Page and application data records
+++
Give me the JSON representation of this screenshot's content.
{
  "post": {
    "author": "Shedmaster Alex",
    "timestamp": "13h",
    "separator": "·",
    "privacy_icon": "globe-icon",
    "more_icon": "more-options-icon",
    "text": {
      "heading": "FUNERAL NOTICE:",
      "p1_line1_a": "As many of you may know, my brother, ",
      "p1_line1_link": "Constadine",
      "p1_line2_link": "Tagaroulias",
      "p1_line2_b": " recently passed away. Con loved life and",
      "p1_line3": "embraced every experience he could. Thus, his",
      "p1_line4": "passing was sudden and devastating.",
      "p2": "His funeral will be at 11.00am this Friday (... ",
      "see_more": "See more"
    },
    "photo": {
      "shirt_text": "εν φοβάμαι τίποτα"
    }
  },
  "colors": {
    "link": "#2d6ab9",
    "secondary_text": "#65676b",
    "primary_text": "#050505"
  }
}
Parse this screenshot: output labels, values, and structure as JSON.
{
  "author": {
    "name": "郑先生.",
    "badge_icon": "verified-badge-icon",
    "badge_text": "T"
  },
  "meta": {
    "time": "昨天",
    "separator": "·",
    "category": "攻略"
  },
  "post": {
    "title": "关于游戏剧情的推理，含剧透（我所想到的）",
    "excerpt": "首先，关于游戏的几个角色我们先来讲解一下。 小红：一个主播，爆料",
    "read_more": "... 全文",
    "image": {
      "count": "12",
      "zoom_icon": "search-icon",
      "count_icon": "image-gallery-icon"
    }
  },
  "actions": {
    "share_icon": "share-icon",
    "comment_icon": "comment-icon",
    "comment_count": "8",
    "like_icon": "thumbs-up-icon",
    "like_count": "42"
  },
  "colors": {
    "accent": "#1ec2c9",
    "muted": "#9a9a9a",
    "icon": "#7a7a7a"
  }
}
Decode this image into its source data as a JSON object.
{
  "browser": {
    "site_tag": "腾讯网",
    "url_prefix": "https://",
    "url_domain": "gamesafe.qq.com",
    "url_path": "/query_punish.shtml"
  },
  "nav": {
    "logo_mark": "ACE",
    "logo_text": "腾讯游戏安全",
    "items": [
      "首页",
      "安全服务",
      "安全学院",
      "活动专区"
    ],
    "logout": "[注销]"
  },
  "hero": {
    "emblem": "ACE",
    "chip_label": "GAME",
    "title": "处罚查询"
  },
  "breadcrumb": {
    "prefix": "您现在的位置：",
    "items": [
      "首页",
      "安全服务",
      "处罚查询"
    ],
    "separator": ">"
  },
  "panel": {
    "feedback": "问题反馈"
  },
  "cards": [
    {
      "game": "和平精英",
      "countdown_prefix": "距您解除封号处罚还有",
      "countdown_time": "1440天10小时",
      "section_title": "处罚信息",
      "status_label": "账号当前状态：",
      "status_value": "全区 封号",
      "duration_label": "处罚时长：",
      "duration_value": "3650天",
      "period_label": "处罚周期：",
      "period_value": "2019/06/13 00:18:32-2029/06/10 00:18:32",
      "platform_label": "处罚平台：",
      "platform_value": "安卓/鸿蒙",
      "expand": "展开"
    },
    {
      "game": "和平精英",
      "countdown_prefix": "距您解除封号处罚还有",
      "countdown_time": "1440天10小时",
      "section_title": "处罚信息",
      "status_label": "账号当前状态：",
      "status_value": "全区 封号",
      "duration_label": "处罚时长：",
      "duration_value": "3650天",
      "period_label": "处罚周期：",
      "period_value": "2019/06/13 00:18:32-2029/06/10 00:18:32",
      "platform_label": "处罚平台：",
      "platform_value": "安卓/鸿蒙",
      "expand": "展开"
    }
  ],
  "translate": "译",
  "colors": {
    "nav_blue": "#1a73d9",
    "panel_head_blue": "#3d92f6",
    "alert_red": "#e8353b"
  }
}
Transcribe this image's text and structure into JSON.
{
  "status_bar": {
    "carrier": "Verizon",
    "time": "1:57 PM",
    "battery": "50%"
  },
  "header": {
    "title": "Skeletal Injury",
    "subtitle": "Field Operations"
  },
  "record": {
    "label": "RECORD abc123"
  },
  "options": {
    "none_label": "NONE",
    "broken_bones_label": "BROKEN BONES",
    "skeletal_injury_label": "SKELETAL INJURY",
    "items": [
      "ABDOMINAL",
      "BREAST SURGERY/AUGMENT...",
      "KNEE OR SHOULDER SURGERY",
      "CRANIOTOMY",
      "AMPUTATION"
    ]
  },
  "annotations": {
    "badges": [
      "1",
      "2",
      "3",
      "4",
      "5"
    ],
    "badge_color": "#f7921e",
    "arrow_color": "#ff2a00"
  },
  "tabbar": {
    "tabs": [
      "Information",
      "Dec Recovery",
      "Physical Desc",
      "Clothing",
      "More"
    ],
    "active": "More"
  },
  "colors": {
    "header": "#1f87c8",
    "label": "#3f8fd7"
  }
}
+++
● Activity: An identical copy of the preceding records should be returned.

● Answer to this exercise:
Give me the JSON representation of this screenshot's content.
{
  "post": {
    "author": "Shedmaster Alex",
    "timestamp": "13h",
    "separator": "·",
    "privacy_icon": "globe-icon",
    "more_icon": "more-options-icon",
    "text": {
      "heading": "FUNERAL NOTICE:",
      "p1_line1_a": "As many of you may know, my brother, ",
      "p1_line1_link": "Constadine",
      "p1_line2_link": "Tagaroulias",
      "p1_line2_b": " recently passed away. Con loved life and",
      "p1_line3": "embraced every experience he could. Thus, his",
      "p1_line4": "passing was sudden and devastating.",
      "p2": "His funeral will be at 11.00am this Friday (... ",
      "see_more": "See more"
    },
    "photo": {
      "shirt_text": "εν φοβάμαι τίποτα"
    }
  },
  "colors": {
    "link": "#2d6ab9",
    "secondary_text": "#65676b",
    "primary_text": "#050505"
  }
}
Parse this screenshot: output labels, values, and structure as JSON.
{
  "author": {
    "name": "郑先生.",
    "badge_icon": "verified-badge-icon",
    "badge_text": "T"
  },
  "meta": {
    "time": "昨天",
    "separator": "·",
    "category": "攻略"
  },
  "post": {
    "title": "关于游戏剧情的推理，含剧透（我所想到的）",
    "excerpt": "首先，关于游戏的几个角色我们先来讲解一下。 小红：一个主播，爆料",
    "read_more": "... 全文",
    "image": {
      "count": "12",
      "zoom_icon": "search-icon",
      "count_icon": "image-gallery-icon"
    }
  },
  "actions": {
    "share_icon": "share-icon",
    "comment_icon": "comment-icon",
    "comment_count": "8",
    "like_icon": "thumbs-up-icon",
    "like_count": "42"
  },
  "colors": {
    "accent": "#1ec2c9",
    "muted": "#9a9a9a",
    "icon": "#7a7a7a"
  }
}
Decode this image into its source data as a JSON object.
{
  "browser": {
    "site_tag": "腾讯网",
    "url_prefix": "https://",
    "url_domain": "gamesafe.qq.com",
    "url_path": "/query_punish.shtml"
  },
  "nav": {
    "logo_mark": "ACE",
    "logo_text": "腾讯游戏安全",
    "items": [
      "首页",
      "安全服务",
      "安全学院",
      "活动专区"
    ],
    "logout": "[注销]"
  },
  "hero": {
    "emblem": "ACE",
    "chip_label": "GAME",
    "title": "处罚查询"
  },
  "breadcrumb": {
    "prefix": "您现在的位置：",
    "items": [
      "首页",
      "安全服务",
      "处罚查询"
    ],
    "separator": ">"
  },
  "panel": {
    "feedback": "问题反馈"
  },
  "cards": [
    {
      "game": "和平精英",
      "countdown_prefix": "距您解除封号处罚还有",
      "countdown_time": "1440天10小时",
      "section_title": "处罚信息",
      "status_label": "账号当前状态：",
      "status_value": "全区 封号",
      "duration_label": "处罚时长：",
      "duration_value": "3650天",
      "period_label": "处罚周期：",
      "period_value": "2019/06/13 00:18:32-2029/06/10 00:18:32",
      "platform_label": "处罚平台：",
      "platform_value": "安卓/鸿蒙",
      "expand": "展开"
    },
    {
      "game": "和平精英",
      "countdown_prefix": "距您解除封号处罚还有",
      "countdown_time": "1440天10小时",
      "section_title": "处罚信息",
      "status_label": "账号当前状态：",
      "status_value": "全区 封号",
      "duration_label": "处罚时长：",
      "duration_value": "3650天",
      "period_label": "处罚周期：",
      "period_value": "2019/06/13 00:18:32-2029/06/10 00:18:32",
      "platform_label": "处罚平台：",
      "platform_value": "安卓/鸿蒙",
      "expand": "展开"
    }
  ],
  "translate": "译",
  "colors": {
    "nav_blue": "#1a73d9",
    "panel_head_blue": "#3d92f6",
    "alert_red": "#e8353b"
  }
}
Transcribe this image's text and structure into JSON.
{
  "status_bar": {
    "carrier": "Verizon",
    "time": "1:57 PM",
    "battery": "50%"
  },
  "header": {
    "title": "Skeletal Injury",
    "subtitle": "Field Operations"
  },
  "record": {
    "label": "RECORD abc123"
  },
  "options": {
    "none_label": "NONE",
    "broken_bones_label": "BROKEN BONES",
    "skeletal_injury_label": "SKELETAL INJURY",
    "items": [
      "ABDOMINAL",
      "BREAST SURGERY/AUGMENT...",
      "KNEE OR SHOULDER SURGERY",
      "CRANIOTOMY",
      "AMPUTATION"
    ]
  },
  "annotations": {
    "badges": [
      "1",
      "2",
      "3",
      "4",
      "5"
    ],
    "badge_color": "#f7921e",
    "arrow_color": "#ff2a00"
  },
  "tabbar": {
    "tabs": [
      "Information",
      "Dec Recovery",
      "Physical Desc",
      "Clothing",
      "More"
    ],
    "active": "More"
  },
  "colors": {
    "header": "#1f87c8",
    "label": "#3f8fd7"
  }
}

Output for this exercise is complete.